• WHAT NEEDS TO BE DONE:
Output all entries verbatim, dropping pictures.

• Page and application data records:
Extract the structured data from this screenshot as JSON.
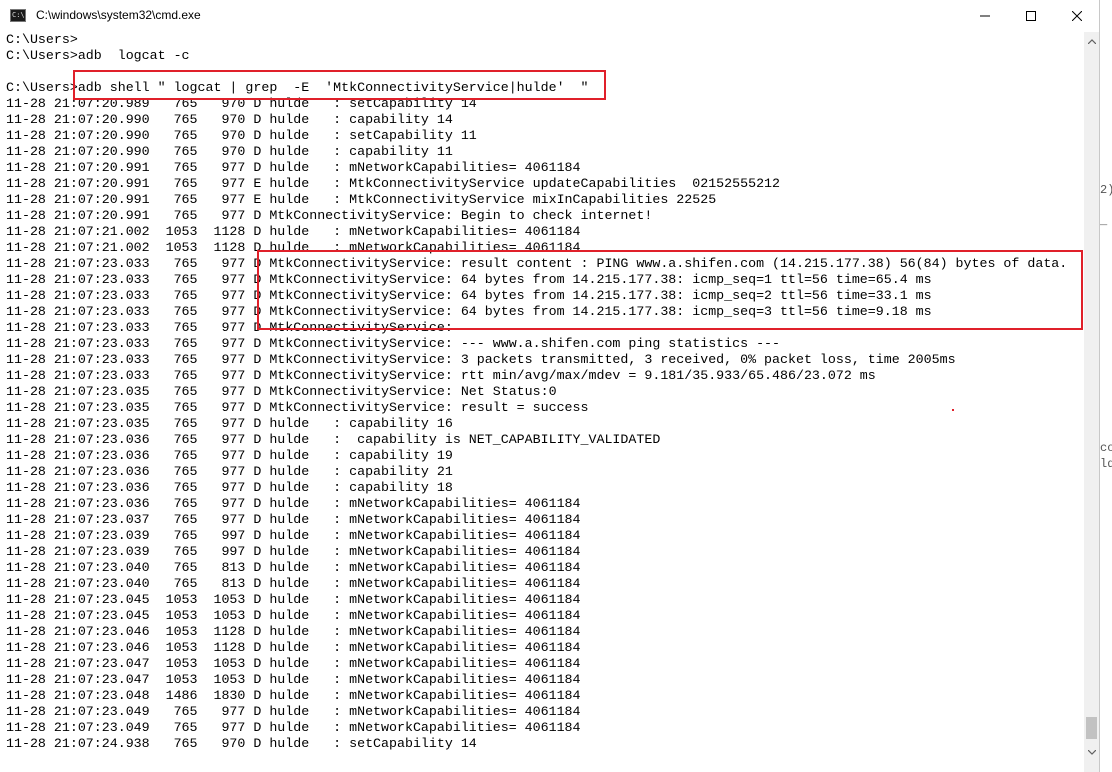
{
  "window": {
    "title": "C:\\windows\\system32\\cmd.exe",
    "icon": "cmd-app-icon",
    "controls": [
      "minimize-icon",
      "maximize-icon",
      "close-icon"
    ]
  },
  "terminal": {
    "lines": [
      "C:\\Users>",
      "C:\\Users>adb  logcat -c",
      "",
      "C:\\Users>adb shell \" logcat | grep  -E  'MtkConnectivityService|hulde'  \"",
      "11-28 21:07:20.989   765   970 D hulde   : setCapability 14",
      "11-28 21:07:20.990   765   970 D hulde   : capability 14",
      "11-28 21:07:20.990   765   970 D hulde   : setCapability 11",
      "11-28 21:07:20.990   765   970 D hulde   : capability 11",
      "11-28 21:07:20.991   765   977 D hulde   : mNetworkCapabilities= 4061184",
      "11-28 21:07:20.991   765   977 E hulde   : MtkConnectivityService updateCapabilities  02152555212",
      "11-28 21:07:20.991   765   977 E hulde   : MtkConnectivityService mixInCapabilities 22525",
      "11-28 21:07:20.991   765   977 D MtkConnectivityService: Begin to check internet!",
      "11-28 21:07:21.002  1053  1128 D hulde   : mNetworkCapabilities= 4061184",
      "11-28 21:07:21.002  1053  1128 D hulde   : mNetworkCapabilities= 4061184",
      "11-28 21:07:23.033   765   977 D MtkConnectivityService: result content : PING www.a.shifen.com (14.215.177.38) 56(84) bytes of data.",
      "11-28 21:07:23.033   765   977 D MtkConnectivityService: 64 bytes from 14.215.177.38: icmp_seq=1 ttl=56 time=65.4 ms",
      "11-28 21:07:23.033   765   977 D MtkConnectivityService: 64 bytes from 14.215.177.38: icmp_seq=2 ttl=56 time=33.1 ms",
      "11-28 21:07:23.033   765   977 D MtkConnectivityService: 64 bytes from 14.215.177.38: icmp_seq=3 ttl=56 time=9.18 ms",
      "11-28 21:07:23.033   765   977 D MtkConnectivityService:",
      "11-28 21:07:23.033   765   977 D MtkConnectivityService: --- www.a.shifen.com ping statistics ---",
      "11-28 21:07:23.033   765   977 D MtkConnectivityService: 3 packets transmitted, 3 received, 0% packet loss, time 2005ms",
      "11-28 21:07:23.033   765   977 D MtkConnectivityService: rtt min/avg/max/mdev = 9.181/35.933/65.486/23.072 ms",
      "11-28 21:07:23.035   765   977 D MtkConnectivityService: Net Status:0",
      "11-28 21:07:23.035   765   977 D MtkConnectivityService: result = success",
      "11-28 21:07:23.035   765   977 D hulde   : capability 16",
      "11-28 21:07:23.036   765   977 D hulde   :  capability is NET_CAPABILITY_VALIDATED",
      "11-28 21:07:23.036   765   977 D hulde   : capability 19",
      "11-28 21:07:23.036   765   977 D hulde   : capability 21",
      "11-28 21:07:23.036   765   977 D hulde   : capability 18",
      "11-28 21:07:23.036   765   977 D hulde   : mNetworkCapabilities= 4061184",
      "11-28 21:07:23.037   765   977 D hulde   : mNetworkCapabilities= 4061184",
      "11-28 21:07:23.039   765   997 D hulde   : mNetworkCapabilities= 4061184",
      "11-28 21:07:23.039   765   997 D hulde   : mNetworkCapabilities= 4061184",
      "11-28 21:07:23.040   765   813 D hulde   : mNetworkCapabilities= 4061184",
      "11-28 21:07:23.040   765   813 D hulde   : mNetworkCapabilities= 4061184",
      "11-28 21:07:23.045  1053  1053 D hulde   : mNetworkCapabilities= 4061184",
      "11-28 21:07:23.045  1053  1053 D hulde   : mNetworkCapabilities= 4061184",
      "11-28 21:07:23.046  1053  1128 D hulde   : mNetworkCapabilities= 4061184",
      "11-28 21:07:23.046  1053  1128 D hulde   : mNetworkCapabilities= 4061184",
      "11-28 21:07:23.047  1053  1053 D hulde   : mNetworkCapabilities= 4061184",
      "11-28 21:07:23.047  1053  1053 D hulde   : mNetworkCapabilities= 4061184",
      "11-28 21:07:23.048  1486  1830 D hulde   : mNetworkCapabilities= 4061184",
      "11-28 21:07:23.049   765   977 D hulde   : mNetworkCapabilities= 4061184",
      "11-28 21:07:23.049   765   977 D hulde   : mNetworkCapabilities= 4061184",
      "11-28 21:07:24.938   765   970 D hulde   : setCapability 14"
    ]
  },
  "background_fragments": [
    "2)",
    "_",
    "co",
    "ld"
  ],
  "colors": {
    "annotation_red": "#e0202a",
    "terminal_bg": "#ffffff",
    "terminal_fg": "#000000"
  }
}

• EXERCISE ANSWER:
Extract the structured data from this screenshot as JSON.
{
  "window": {
    "title": "C:\\windows\\system32\\cmd.exe",
    "icon": "cmd-app-icon",
    "controls": [
      "minimize-icon",
      "maximize-icon",
      "close-icon"
    ]
  },
  "terminal": {
    "lines": [
      "C:\\Users>",
      "C:\\Users>adb  logcat -c",
      "",
      "C:\\Users>adb shell \" logcat | grep  -E  'MtkConnectivityService|hulde'  \"",
      "11-28 21:07:20.989   765   970 D hulde   : setCapability 14",
      "11-28 21:07:20.990   765   970 D hulde   : capability 14",
      "11-28 21:07:20.990   765   970 D hulde   : setCapability 11",
      "11-28 21:07:20.990   765   970 D hulde   : capability 11",
      "11-28 21:07:20.991   765   977 D hulde   : mNetworkCapabilities= 4061184",
      "11-28 21:07:20.991   765   977 E hulde   : MtkConnectivityService updateCapabilities  02152555212",
      "11-28 21:07:20.991   765   977 E hulde   : MtkConnectivityService mixInCapabilities 22525",
      "11-28 21:07:20.991   765   977 D MtkConnectivityService: Begin to check internet!",
      "11-28 21:07:21.002  1053  1128 D hulde   : mNetworkCapabilities= 4061184",
      "11-28 21:07:21.002  1053  1128 D hulde   : mNetworkCapabilities= 4061184",
      "11-28 21:07:23.033   765   977 D MtkConnectivityService: result content : PING www.a.shifen.com (14.215.177.38) 56(84) bytes of data.",
      "11-28 21:07:23.033   765   977 D MtkConnectivityService: 64 bytes from 14.215.177.38: icmp_seq=1 ttl=56 time=65.4 ms",
      "11-28 21:07:23.033   765   977 D MtkConnectivityService: 64 bytes from 14.215.177.38: icmp_seq=2 ttl=56 time=33.1 ms",
      "11-28 21:07:23.033   765   977 D MtkConnectivityService: 64 bytes from 14.215.177.38: icmp_seq=3 ttl=56 time=9.18 ms",
      "11-28 21:07:23.033   765   977 D MtkConnectivityService:",
      "11-28 21:07:23.033   765   977 D MtkConnectivityService: --- www.a.shifen.com ping statistics ---",
      "11-28 21:07:23.033   765   977 D MtkConnectivityService: 3 packets transmitted, 3 received, 0% packet loss, time 2005ms",
      "11-28 21:07:23.033   765   977 D MtkConnectivityService: rtt min/avg/max/mdev = 9.181/35.933/65.486/23.072 ms",
      "11-28 21:07:23.035   765   977 D MtkConnectivityService: Net Status:0",
      "11-28 21:07:23.035   765   977 D MtkConnectivityService: result = success",
      "11-28 21:07:23.035   765   977 D hulde   : capability 16",
      "11-28 21:07:23.036   765   977 D hulde   :  capability is NET_CAPABILITY_VALIDATED",
      "11-28 21:07:23.036   765   977 D hulde   : capability 19",
      "11-28 21:07:23.036   765   977 D hulde   : capability 21",
      "11-28 21:07:23.036   765   977 D hulde   : capability 18",
      "11-28 21:07:23.036   765   977 D hulde   : mNetworkCapabilities= 4061184",
      "11-28 21:07:23.037   765   977 D hulde   : mNetworkCapabilities= 4061184",
      "11-28 21:07:23.039   765   997 D hulde   : mNetworkCapabilities= 4061184",
      "11-28 21:07:23.039   765   997 D hulde   : mNetworkCapabilities= 4061184",
      "11-28 21:07:23.040   765   813 D hulde   : mNetworkCapabilities= 4061184",
      "11-28 21:07:23.040   765   813 D hulde   : mNetworkCapabilities= 4061184",
      "11-28 21:07:23.045  1053  1053 D hulde   : mNetworkCapabilities= 4061184",
      "11-28 21:07:23.045  1053  1053 D hulde   : mNetworkCapabilities= 4061184",
      "11-28 21:07:23.046  1053  1128 D hulde   : mNetworkCapabilities= 4061184",
      "11-28 21:07:23.046  1053  1128 D hulde   : mNetworkCapabilities= 4061184",
      "11-28 21:07:23.047  1053  1053 D hulde   : mNetworkCapabilities= 4061184",
      "11-28 21:07:23.047  1053  1053 D hulde   : mNetworkCapabilities= 4061184",
      "11-28 21:07:23.048  1486  1830 D hulde   : mNetworkCapabilities= 4061184",
      "11-28 21:07:23.049   765   977 D hulde   : mNetworkCapabilities= 4061184",
      "11-28 21:07:23.049   765   977 D hulde   : mNetworkCapabilities= 4061184",
      "11-28 21:07:24.938   765   970 D hulde   : setCapability 14"
    ]
  },
  "background_fragments": [
    "2)",
    "_",
    "co",
    "ld"
  ],
  "colors": {
    "annotation_red": "#e0202a",
    "terminal_bg": "#ffffff",
    "terminal_fg": "#000000"
  }
}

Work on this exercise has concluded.